*Your task:*
From the entries below, return every line that includes the word "desc".

*Dataset entries:*
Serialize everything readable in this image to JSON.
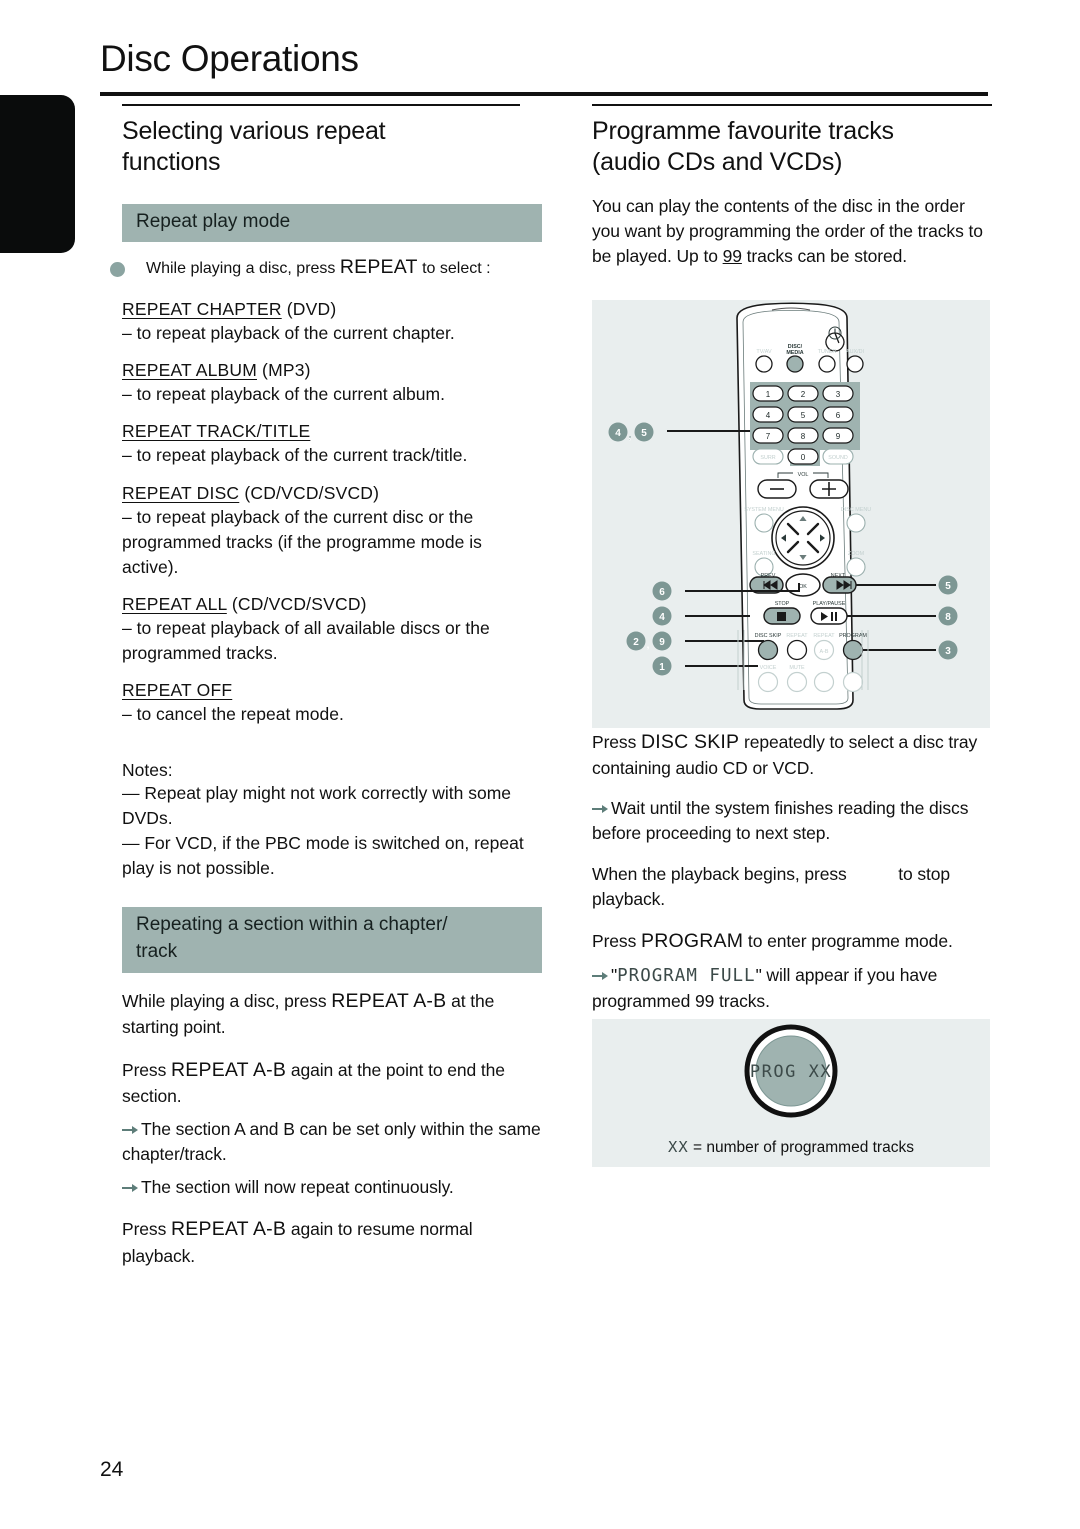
{
  "page": {
    "title": "Disc Operations",
    "number": "24"
  },
  "left": {
    "heading_line1": "Selecting various repeat",
    "heading_line2": "functions",
    "band_repeat_mode": "Repeat play mode",
    "intro_bullet": {
      "pre": "While playing a disc, press ",
      "key": "REPEAT",
      "post": " to select :"
    },
    "modes": [
      {
        "label": "REPEAT CHAPTER",
        "suffix": " (DVD)",
        "desc": "–   to repeat playback of the current chapter."
      },
      {
        "label": "REPEAT ALBUM",
        "suffix": " (MP3)",
        "desc": "–   to repeat playback of the current album."
      },
      {
        "label": "REPEAT TRACK/TITLE",
        "suffix": "",
        "desc": "–   to repeat playback of the current track/title."
      },
      {
        "label": "REPEAT DISC",
        "suffix": " (CD/VCD/SVCD)",
        "desc": "–   to repeat playback of the current disc or the programmed tracks (if the programme mode is active)."
      },
      {
        "label": "REPEAT ALL",
        "suffix": " (CD/VCD/SVCD)",
        "desc": "–   to repeat playback of all available discs or the programmed tracks."
      },
      {
        "label": "REPEAT OFF",
        "suffix": "",
        "desc": "–   to cancel the repeat mode."
      }
    ],
    "notes_title": "Notes:",
    "notes": [
      "—   Repeat play might not work correctly with some DVDs.",
      "—   For VCD, if the PBC mode is switched on, repeat play is not possible."
    ],
    "band_ab_line1": "Repeating a section within a chapter/",
    "band_ab_line2": "track",
    "ab_steps": [
      {
        "pre": "While playing a disc, press ",
        "key": "REPEAT A-B",
        "post": " at the starting point."
      },
      {
        "pre": "Press ",
        "key": "REPEAT A-B",
        "post": " again at the point to end the section."
      }
    ],
    "ab_arrows": [
      "The section A and B can be set only within the same chapter/track.",
      "The section will now repeat continuously."
    ],
    "ab_final": {
      "pre": "Press ",
      "key": "REPEAT A-B",
      "post": " again to resume normal playback."
    }
  },
  "right": {
    "heading_line1": "Programme favourite tracks",
    "heading_line2": "(audio CDs and VCDs)",
    "intro": {
      "p1": "You can play the contents of the disc in the order you want by programming the order of the tracks to be played. Up to ",
      "count": "99",
      "p2": " tracks can be stored."
    },
    "steps": [
      {
        "pre": "Press ",
        "key": "DISC SKIP",
        "post": " repeatedly to select a disc tray containing audio CD or VCD."
      }
    ],
    "arrow_note_1": "Wait until the system finishes reading the discs before proceeding to next step.",
    "step_stop": {
      "pre": "When the playback begins, press ",
      "key": "",
      "post": " to stop playback."
    },
    "step_program": {
      "pre": "Press ",
      "key": "PROGRAM",
      "post": " to enter programme mode."
    },
    "arrow_note_2": {
      "pre": "\"",
      "lcd": "PROGRAM FULL",
      "post": "\" will appear if you have programmed 99 tracks."
    }
  },
  "remote": {
    "source_buttons": [
      "TV/AV",
      "DISC/MEDIA",
      "TUNER",
      "AUX/DI"
    ],
    "keypad": [
      "1",
      "2",
      "3",
      "4",
      "5",
      "6",
      "7",
      "8",
      "9",
      "0"
    ],
    "surr_label": "SURR",
    "sound_label": "SOUND",
    "vol_label": "VOL",
    "vol_minus": "–",
    "vol_plus": "+",
    "system_menu": "SYSTEM MENU",
    "disc_menu": "DISC MENU",
    "seating": "SEATING",
    "zoom": "ZOOM",
    "prev": "PREV",
    "next": "NEXT",
    "ok": "OK",
    "stop": "STOP",
    "play_pause": "PLAY/PAUSE",
    "disc_skip": "DISC SKIP",
    "repeat": "REPEAT",
    "repeat_ab": "REPEAT",
    "repeat_ab_sub": "A-B",
    "program": "PROGRAM",
    "voice": "VOICE",
    "mute": "MUTE",
    "callouts_left": [
      "4, 5",
      "6",
      "4",
      "2, 9",
      "1"
    ],
    "callouts_right": [
      "5",
      "8",
      "3"
    ],
    "colors": {
      "highlight": "#9fb3b0",
      "panel_bg": "#e9eeee",
      "badge": "#7d9794",
      "dim_label": "#c3d0cf"
    }
  },
  "prog_display": {
    "text": "PROG XX",
    "caption_key": "XX",
    "caption_rest": "  = number of programmed tracks"
  }
}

*Expected output:*
        "desc": "–   to repeat playback of the current chapter."
        "desc": "–   to repeat playback of the current album."
        "desc": "–   to repeat playback of the current track/title."
        "desc": "–   to repeat playback of the current disc or the programmed tracks (if the programme mode is active)."
        "desc": "–   to repeat playback of all available discs or the programmed tracks."
        "desc": "–   to cancel the repeat mode."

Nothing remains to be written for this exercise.